In a normal sperm sample almost half of the sperm are immotile (do not swim well or do not swim at all). This means that in order to fertilize an egg via intercourse the healthy sperm must first swim past immotile sperm, travel up through the cervix and the uterine cavity, to meet the mature egg in the fallopian tube. Intrauterine insemination (IUI) is a treatment that helps to increase the chance of conception, by placing the healthy sperm directly inside the uterus.
First, the healthy sperm are isolated, washed and prepared in the lab. The sperm are then placed into a medium that promotes fertility. Finally, a small catheter is used to transfer the sperm into the uterus.

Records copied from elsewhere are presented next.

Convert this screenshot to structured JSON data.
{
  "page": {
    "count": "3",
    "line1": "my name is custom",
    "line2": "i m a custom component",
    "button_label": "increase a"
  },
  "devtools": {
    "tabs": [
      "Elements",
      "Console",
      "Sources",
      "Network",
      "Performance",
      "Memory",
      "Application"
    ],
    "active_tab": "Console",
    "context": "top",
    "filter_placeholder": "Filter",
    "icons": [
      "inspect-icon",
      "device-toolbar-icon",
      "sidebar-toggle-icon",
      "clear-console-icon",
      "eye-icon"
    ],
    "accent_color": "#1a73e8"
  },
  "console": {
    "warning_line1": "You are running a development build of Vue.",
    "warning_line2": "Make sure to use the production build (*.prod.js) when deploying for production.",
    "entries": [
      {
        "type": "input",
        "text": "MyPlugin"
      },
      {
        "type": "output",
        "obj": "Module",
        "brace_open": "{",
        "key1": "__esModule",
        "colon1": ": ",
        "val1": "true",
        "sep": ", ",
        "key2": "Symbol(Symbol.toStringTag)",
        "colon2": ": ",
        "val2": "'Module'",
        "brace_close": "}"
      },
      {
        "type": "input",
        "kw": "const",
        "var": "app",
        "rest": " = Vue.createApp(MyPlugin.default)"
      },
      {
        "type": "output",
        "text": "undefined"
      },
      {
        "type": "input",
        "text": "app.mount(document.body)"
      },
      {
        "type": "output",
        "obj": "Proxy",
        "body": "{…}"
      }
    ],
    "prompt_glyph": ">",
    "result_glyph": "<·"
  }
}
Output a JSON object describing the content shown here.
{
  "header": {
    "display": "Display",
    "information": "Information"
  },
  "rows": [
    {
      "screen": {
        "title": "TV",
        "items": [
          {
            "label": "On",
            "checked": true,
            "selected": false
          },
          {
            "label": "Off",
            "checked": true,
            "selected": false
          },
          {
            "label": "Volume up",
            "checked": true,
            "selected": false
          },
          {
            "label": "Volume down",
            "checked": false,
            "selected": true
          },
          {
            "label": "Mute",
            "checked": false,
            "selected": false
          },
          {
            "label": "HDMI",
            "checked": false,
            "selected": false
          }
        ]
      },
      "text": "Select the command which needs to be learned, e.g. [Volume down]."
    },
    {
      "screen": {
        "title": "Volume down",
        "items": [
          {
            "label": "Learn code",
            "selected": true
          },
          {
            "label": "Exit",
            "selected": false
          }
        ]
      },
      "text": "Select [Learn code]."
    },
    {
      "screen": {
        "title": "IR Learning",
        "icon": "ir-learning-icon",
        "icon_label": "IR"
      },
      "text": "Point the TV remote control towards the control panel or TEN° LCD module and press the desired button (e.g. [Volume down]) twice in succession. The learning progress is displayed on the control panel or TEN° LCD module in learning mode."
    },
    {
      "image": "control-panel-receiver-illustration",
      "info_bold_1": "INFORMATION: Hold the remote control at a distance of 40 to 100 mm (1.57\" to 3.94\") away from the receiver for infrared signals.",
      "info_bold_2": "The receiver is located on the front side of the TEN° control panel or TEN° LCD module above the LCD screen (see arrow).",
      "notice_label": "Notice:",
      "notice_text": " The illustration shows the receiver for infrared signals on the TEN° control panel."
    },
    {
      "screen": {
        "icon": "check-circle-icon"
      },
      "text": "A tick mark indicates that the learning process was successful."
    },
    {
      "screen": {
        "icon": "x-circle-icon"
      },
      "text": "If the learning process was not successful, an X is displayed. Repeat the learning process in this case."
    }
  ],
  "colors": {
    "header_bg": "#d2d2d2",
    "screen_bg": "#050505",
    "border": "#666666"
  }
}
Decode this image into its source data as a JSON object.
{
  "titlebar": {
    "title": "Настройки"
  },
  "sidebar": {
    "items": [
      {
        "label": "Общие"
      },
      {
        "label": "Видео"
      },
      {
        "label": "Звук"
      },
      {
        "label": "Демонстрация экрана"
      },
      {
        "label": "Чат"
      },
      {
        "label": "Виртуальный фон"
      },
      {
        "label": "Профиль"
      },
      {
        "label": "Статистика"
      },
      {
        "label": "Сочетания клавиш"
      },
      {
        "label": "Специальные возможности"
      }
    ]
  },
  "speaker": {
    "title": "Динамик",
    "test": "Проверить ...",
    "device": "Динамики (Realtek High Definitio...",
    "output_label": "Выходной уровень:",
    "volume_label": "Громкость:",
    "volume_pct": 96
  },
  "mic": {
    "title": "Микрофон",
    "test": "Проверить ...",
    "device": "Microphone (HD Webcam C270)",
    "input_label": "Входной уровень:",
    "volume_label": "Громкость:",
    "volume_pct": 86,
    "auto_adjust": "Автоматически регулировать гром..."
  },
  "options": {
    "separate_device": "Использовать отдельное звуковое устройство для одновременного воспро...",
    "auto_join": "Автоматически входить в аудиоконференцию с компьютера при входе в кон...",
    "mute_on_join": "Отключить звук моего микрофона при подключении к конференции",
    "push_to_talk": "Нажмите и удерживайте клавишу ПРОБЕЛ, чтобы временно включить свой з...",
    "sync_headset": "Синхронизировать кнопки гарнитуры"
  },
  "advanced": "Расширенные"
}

IUI has been shown to offset mild male factor infertility and to improve the chance of pregnancy in cases of unexplained infertility. It is also frequently used in combination with ovulation induction to maximize the benefits of both methods.